Assignment: Check every line of the data below for the string "title", and copy the ones that hold it.

Items from an interface collection
━━━━━━━━━━

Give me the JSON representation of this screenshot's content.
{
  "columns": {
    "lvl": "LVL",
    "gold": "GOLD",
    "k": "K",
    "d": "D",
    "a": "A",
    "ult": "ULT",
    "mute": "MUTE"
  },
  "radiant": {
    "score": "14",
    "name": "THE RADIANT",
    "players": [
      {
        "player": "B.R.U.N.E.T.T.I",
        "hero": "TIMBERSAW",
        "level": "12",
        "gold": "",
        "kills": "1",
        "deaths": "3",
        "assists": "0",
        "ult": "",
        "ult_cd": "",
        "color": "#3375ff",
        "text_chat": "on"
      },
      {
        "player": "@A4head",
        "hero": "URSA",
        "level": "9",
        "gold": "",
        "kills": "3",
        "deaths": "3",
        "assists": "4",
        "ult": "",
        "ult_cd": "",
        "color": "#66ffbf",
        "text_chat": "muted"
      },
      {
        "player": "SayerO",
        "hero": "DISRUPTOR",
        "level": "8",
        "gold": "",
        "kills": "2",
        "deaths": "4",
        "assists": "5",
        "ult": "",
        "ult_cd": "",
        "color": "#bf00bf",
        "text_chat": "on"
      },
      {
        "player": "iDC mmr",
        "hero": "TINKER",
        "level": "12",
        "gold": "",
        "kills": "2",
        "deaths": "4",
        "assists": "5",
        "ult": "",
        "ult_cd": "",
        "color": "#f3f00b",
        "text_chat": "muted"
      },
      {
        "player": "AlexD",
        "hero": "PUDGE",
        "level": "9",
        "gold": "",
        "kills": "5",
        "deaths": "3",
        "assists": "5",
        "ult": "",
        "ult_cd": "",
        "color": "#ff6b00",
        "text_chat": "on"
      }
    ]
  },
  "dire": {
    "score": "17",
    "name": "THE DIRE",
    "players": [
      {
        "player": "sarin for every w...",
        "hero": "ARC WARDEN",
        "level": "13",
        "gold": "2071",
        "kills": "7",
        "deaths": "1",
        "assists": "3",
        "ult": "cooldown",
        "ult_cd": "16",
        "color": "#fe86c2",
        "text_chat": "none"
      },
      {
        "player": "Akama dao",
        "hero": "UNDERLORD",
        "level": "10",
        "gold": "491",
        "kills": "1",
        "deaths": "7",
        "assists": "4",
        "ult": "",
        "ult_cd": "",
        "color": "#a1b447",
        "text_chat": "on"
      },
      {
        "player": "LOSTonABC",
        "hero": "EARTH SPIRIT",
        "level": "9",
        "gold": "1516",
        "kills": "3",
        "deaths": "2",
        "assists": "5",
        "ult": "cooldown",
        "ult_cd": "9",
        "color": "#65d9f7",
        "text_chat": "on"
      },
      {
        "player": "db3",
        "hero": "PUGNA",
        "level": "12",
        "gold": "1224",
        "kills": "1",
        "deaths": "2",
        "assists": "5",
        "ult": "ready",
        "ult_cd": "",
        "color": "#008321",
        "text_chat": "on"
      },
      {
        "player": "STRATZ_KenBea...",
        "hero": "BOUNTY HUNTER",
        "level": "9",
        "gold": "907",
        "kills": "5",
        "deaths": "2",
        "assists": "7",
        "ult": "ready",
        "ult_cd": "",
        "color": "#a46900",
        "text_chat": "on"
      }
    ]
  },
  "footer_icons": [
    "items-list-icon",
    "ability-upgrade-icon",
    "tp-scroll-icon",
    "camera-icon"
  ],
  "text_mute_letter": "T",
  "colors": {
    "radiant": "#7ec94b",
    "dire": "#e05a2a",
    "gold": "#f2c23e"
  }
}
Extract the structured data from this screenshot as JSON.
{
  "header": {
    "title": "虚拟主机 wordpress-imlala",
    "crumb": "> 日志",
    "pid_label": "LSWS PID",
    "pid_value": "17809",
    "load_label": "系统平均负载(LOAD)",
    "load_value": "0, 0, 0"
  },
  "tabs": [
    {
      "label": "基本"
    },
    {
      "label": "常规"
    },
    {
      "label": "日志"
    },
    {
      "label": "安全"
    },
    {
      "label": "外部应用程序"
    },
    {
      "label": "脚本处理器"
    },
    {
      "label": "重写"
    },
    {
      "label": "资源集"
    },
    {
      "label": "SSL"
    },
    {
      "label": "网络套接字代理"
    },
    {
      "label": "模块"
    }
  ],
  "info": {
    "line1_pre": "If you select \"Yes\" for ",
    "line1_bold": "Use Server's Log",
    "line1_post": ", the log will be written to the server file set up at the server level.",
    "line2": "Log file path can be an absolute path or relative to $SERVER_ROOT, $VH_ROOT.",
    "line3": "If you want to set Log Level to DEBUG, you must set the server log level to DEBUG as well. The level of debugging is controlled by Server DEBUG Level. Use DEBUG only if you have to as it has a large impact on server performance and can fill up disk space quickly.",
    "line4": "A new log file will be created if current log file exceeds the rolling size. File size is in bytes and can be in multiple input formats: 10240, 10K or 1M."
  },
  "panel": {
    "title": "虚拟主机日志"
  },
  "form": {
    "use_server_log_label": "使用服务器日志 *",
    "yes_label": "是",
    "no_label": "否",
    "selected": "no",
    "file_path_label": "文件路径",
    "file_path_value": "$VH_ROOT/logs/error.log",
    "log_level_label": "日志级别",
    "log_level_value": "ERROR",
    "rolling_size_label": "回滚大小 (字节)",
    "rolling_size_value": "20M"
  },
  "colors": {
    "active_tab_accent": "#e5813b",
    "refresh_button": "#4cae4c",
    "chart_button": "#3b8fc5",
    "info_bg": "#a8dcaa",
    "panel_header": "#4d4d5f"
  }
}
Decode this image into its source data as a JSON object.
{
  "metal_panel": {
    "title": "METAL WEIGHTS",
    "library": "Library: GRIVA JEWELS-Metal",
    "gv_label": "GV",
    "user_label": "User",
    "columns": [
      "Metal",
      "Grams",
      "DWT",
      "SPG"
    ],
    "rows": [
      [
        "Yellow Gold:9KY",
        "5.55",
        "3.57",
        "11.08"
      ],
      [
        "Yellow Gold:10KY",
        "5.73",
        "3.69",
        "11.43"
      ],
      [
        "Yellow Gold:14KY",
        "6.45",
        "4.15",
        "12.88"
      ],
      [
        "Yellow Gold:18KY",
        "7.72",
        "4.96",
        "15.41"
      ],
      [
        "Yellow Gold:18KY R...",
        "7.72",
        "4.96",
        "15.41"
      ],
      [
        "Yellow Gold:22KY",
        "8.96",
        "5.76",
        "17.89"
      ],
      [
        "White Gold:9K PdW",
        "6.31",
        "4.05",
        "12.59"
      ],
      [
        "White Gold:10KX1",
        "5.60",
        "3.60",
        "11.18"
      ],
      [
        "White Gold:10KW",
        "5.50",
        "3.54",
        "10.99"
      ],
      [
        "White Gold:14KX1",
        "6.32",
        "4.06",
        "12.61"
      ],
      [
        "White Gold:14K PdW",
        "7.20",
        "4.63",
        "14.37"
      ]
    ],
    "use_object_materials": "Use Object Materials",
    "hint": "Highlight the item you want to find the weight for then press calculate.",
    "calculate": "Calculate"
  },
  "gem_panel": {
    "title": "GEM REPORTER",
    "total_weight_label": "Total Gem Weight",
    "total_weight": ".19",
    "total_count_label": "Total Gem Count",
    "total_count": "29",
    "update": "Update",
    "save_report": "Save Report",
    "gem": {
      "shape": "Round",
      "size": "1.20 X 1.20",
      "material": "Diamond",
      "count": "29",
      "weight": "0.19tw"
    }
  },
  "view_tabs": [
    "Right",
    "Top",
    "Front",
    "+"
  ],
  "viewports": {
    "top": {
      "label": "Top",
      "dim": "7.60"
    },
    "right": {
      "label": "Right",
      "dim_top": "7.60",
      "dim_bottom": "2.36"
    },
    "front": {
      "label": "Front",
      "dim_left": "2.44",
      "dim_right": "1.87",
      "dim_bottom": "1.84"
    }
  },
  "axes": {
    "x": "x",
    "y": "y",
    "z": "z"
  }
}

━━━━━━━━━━

Written reply:
    "title": "虚拟主机 wordpress-imlala",
    "title": "虚拟主机日志"
    "title": "METAL WEIGHTS",
    "title": "GEM REPORTER",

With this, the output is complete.